Records supplied:
--- START ---

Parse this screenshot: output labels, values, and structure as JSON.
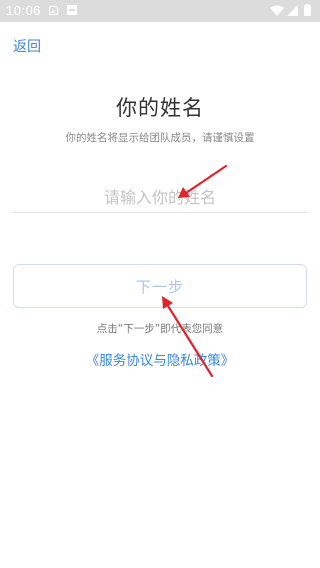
{
  "status_bar": {
    "time": "10:06",
    "icons": [
      "image-icon",
      "notification-box-icon",
      "wifi-icon",
      "signal-icon",
      "battery-icon"
    ]
  },
  "nav": {
    "back_label": "返回"
  },
  "main": {
    "title": "你的姓名",
    "subtitle": "你的姓名将显示给团队成员，请谨慎设置",
    "name_placeholder": "请输入你的姓名",
    "next_label": "下一步",
    "consent_text": "点击“下一步”即代表您同意",
    "policy_link": "《服务协议与隐私政策》"
  },
  "annotations": {
    "arrow_color": "#e0242a"
  },
  "colors": {
    "accent": "#3d86d8",
    "status_bar_bg": "#dcdcdc",
    "button_text_disabled": "#a7c7ec"
  }
}
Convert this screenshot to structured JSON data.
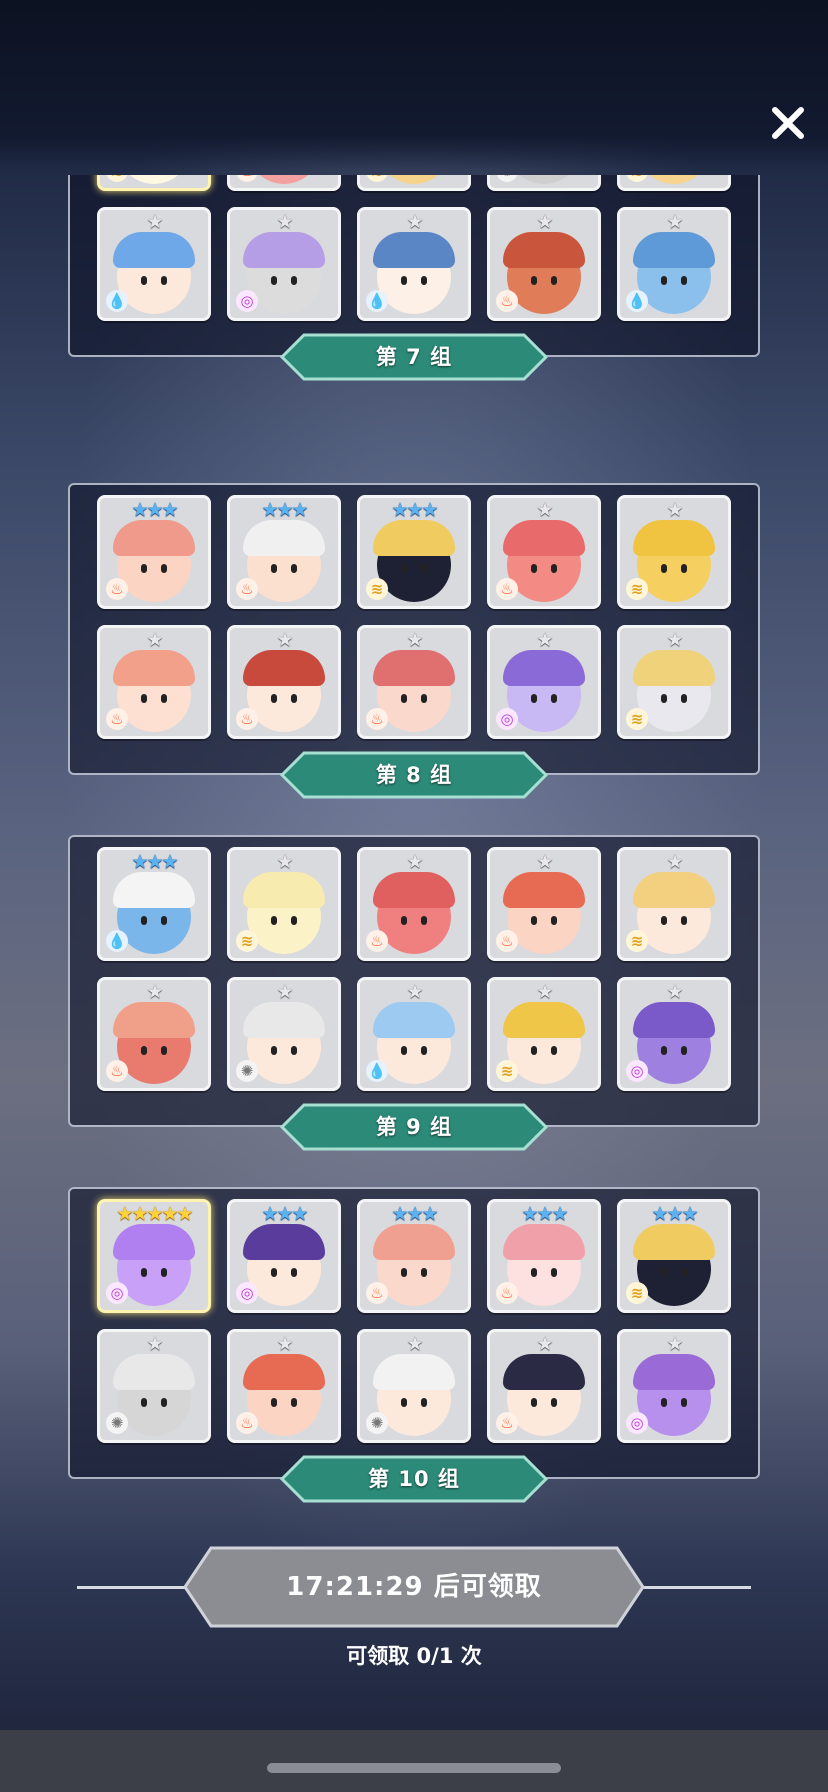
{
  "close_icon": "close-icon",
  "colors": {
    "label_fill": "#2c8a78",
    "label_border": "#a7e0d2",
    "timer_fill": "#8b8d92",
    "star_gray": "#e8e8ec",
    "star_blue": "#5ab2f0",
    "star_gold": "#ffd23a"
  },
  "groups": [
    {
      "label": "第 7 组",
      "heroes": [
        {
          "stars": 0,
          "element": "wind",
          "hair": "#fff3c4",
          "skin": "#fff8e3",
          "legend": true
        },
        {
          "stars": 0,
          "element": "fire",
          "hair": "#e98080",
          "skin": "#f2a0a0"
        },
        {
          "stars": 0,
          "element": "wind",
          "hair": "#f0c060",
          "skin": "#f6d38a"
        },
        {
          "stars": 0,
          "element": "light",
          "hair": "#eeeeee",
          "skin": "#cfcfcf"
        },
        {
          "stars": 0,
          "element": "wind",
          "hair": "#f0c49a",
          "skin": "#f7d58e"
        },
        {
          "stars": 1,
          "element": "water",
          "hair": "#6fa8e8",
          "skin": "#fde9dc"
        },
        {
          "stars": 1,
          "element": "dark",
          "hair": "#b59ee6",
          "skin": "#dcdcdc"
        },
        {
          "stars": 1,
          "element": "water",
          "hair": "#5b86c6",
          "skin": "#fdf0e6"
        },
        {
          "stars": 1,
          "element": "fire",
          "hair": "#c9563c",
          "skin": "#e07c58"
        },
        {
          "stars": 1,
          "element": "water",
          "hair": "#5f9ad8",
          "skin": "#8cc0ec"
        }
      ]
    },
    {
      "label": "第 8 组",
      "heroes": [
        {
          "stars": 3,
          "element": "fire",
          "hair": "#ef9a8a",
          "skin": "#fbd4c4"
        },
        {
          "stars": 3,
          "element": "fire",
          "hair": "#f0f0f0",
          "skin": "#fbe0d0"
        },
        {
          "stars": 3,
          "element": "wind",
          "hair": "#f0cc60",
          "skin": "#1e2033"
        },
        {
          "stars": 1,
          "element": "fire",
          "hair": "#e96a6a",
          "skin": "#f48a84"
        },
        {
          "stars": 1,
          "element": "wind",
          "hair": "#f0c440",
          "skin": "#f5d060"
        },
        {
          "stars": 1,
          "element": "fire",
          "hair": "#f2a08a",
          "skin": "#fde0d2"
        },
        {
          "stars": 1,
          "element": "fire",
          "hair": "#c84a3c",
          "skin": "#fde9dc"
        },
        {
          "stars": 1,
          "element": "fire",
          "hair": "#e07070",
          "skin": "#fbd8cc"
        },
        {
          "stars": 1,
          "element": "dark",
          "hair": "#8a6ad6",
          "skin": "#c8b8f4"
        },
        {
          "stars": 1,
          "element": "wind",
          "hair": "#f0d27a",
          "skin": "#e8e8ee"
        }
      ]
    },
    {
      "label": "第 9 组",
      "heroes": [
        {
          "stars": 3,
          "element": "water",
          "hair": "#f4f4f4",
          "skin": "#7bb6ea"
        },
        {
          "stars": 1,
          "element": "wind",
          "hair": "#f7ebb0",
          "skin": "#fbf2c8"
        },
        {
          "stars": 1,
          "element": "fire",
          "hair": "#e06060",
          "skin": "#f08080"
        },
        {
          "stars": 1,
          "element": "fire",
          "hair": "#e76a52",
          "skin": "#fbd4c4"
        },
        {
          "stars": 1,
          "element": "wind",
          "hair": "#f2d080",
          "skin": "#fde9dc"
        },
        {
          "stars": 1,
          "element": "fire",
          "hair": "#f0a088",
          "skin": "#e87a6e"
        },
        {
          "stars": 1,
          "element": "light",
          "hair": "#e8e8e8",
          "skin": "#fde9dc"
        },
        {
          "stars": 1,
          "element": "water",
          "hair": "#9ccaf0",
          "skin": "#fde9dc"
        },
        {
          "stars": 1,
          "element": "wind",
          "hair": "#f0c648",
          "skin": "#fde9dc"
        },
        {
          "stars": 1,
          "element": "dark",
          "hair": "#7a5ac8",
          "skin": "#9d80e0"
        }
      ]
    },
    {
      "label": "第 10 组",
      "heroes": [
        {
          "stars": 5,
          "element": "dark",
          "hair": "#b080f0",
          "skin": "#c8a0f8",
          "legend": true
        },
        {
          "stars": 3,
          "element": "dark",
          "hair": "#5a3c9c",
          "skin": "#fde9dc"
        },
        {
          "stars": 3,
          "element": "fire",
          "hair": "#f0a090",
          "skin": "#fbd8cc"
        },
        {
          "stars": 3,
          "element": "fire",
          "hair": "#f0a0a8",
          "skin": "#fde0e0"
        },
        {
          "stars": 3,
          "element": "wind",
          "hair": "#f0cc60",
          "skin": "#1e2033"
        },
        {
          "stars": 1,
          "element": "light",
          "hair": "#e8e8e8",
          "skin": "#d6d6d6"
        },
        {
          "stars": 1,
          "element": "fire",
          "hair": "#e76a52",
          "skin": "#fbd4c4"
        },
        {
          "stars": 1,
          "element": "light",
          "hair": "#f2f2f2",
          "skin": "#fde9dc"
        },
        {
          "stars": 1,
          "element": "fire",
          "hair": "#2a2a44",
          "skin": "#fde9dc"
        },
        {
          "stars": 1,
          "element": "dark",
          "hair": "#9a6ad6",
          "skin": "#b690ec"
        }
      ]
    }
  ],
  "timer": {
    "text": "17:21:29 后可领取",
    "claim_count": "可领取 0/1 次"
  }
}
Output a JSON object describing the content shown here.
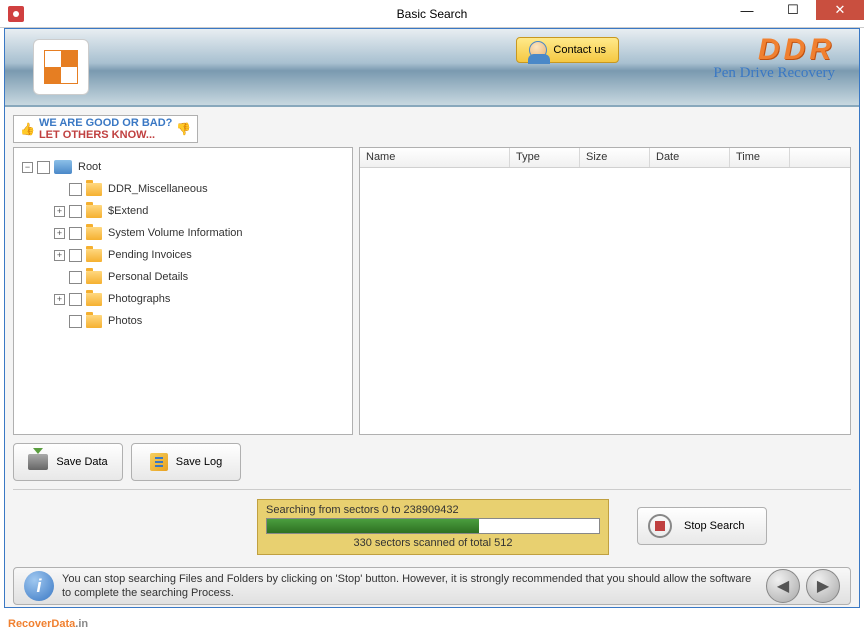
{
  "window": {
    "title": "Basic Search"
  },
  "header": {
    "contact_label": "Contact us",
    "brand": "DDR",
    "brand_sub": "Pen Drive Recovery"
  },
  "rating": {
    "line1": "WE ARE GOOD OR BAD?",
    "line2": "LET OTHERS KNOW..."
  },
  "tree": {
    "root": "Root",
    "items": [
      {
        "label": "DDR_Miscellaneous",
        "expandable": false
      },
      {
        "label": "$Extend",
        "expandable": true
      },
      {
        "label": "System Volume Information",
        "expandable": true
      },
      {
        "label": "Pending Invoices",
        "expandable": true
      },
      {
        "label": "Personal Details",
        "expandable": false
      },
      {
        "label": "Photographs",
        "expandable": true
      },
      {
        "label": "Photos",
        "expandable": false
      }
    ]
  },
  "list": {
    "columns": [
      "Name",
      "Type",
      "Size",
      "Date",
      "Time"
    ]
  },
  "actions": {
    "save_data": "Save Data",
    "save_log": "Save Log"
  },
  "progress": {
    "searching": "Searching from sectors 0 to 238909432",
    "status": "330  sectors scanned of total 512"
  },
  "stop": {
    "label": "Stop Search"
  },
  "info": {
    "text": "You can stop searching Files and Folders by clicking on 'Stop' button. However, it is strongly recommended that you should allow the software to complete the searching Process."
  },
  "footer": {
    "brand": "RecoverData",
    "tld": ".in"
  }
}
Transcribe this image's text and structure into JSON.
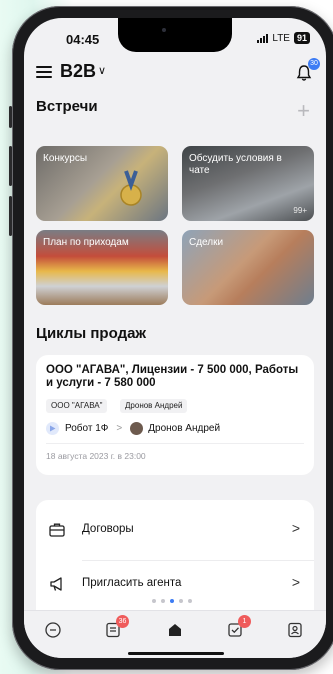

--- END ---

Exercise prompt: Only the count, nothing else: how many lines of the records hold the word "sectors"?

Answer for this exercise: 2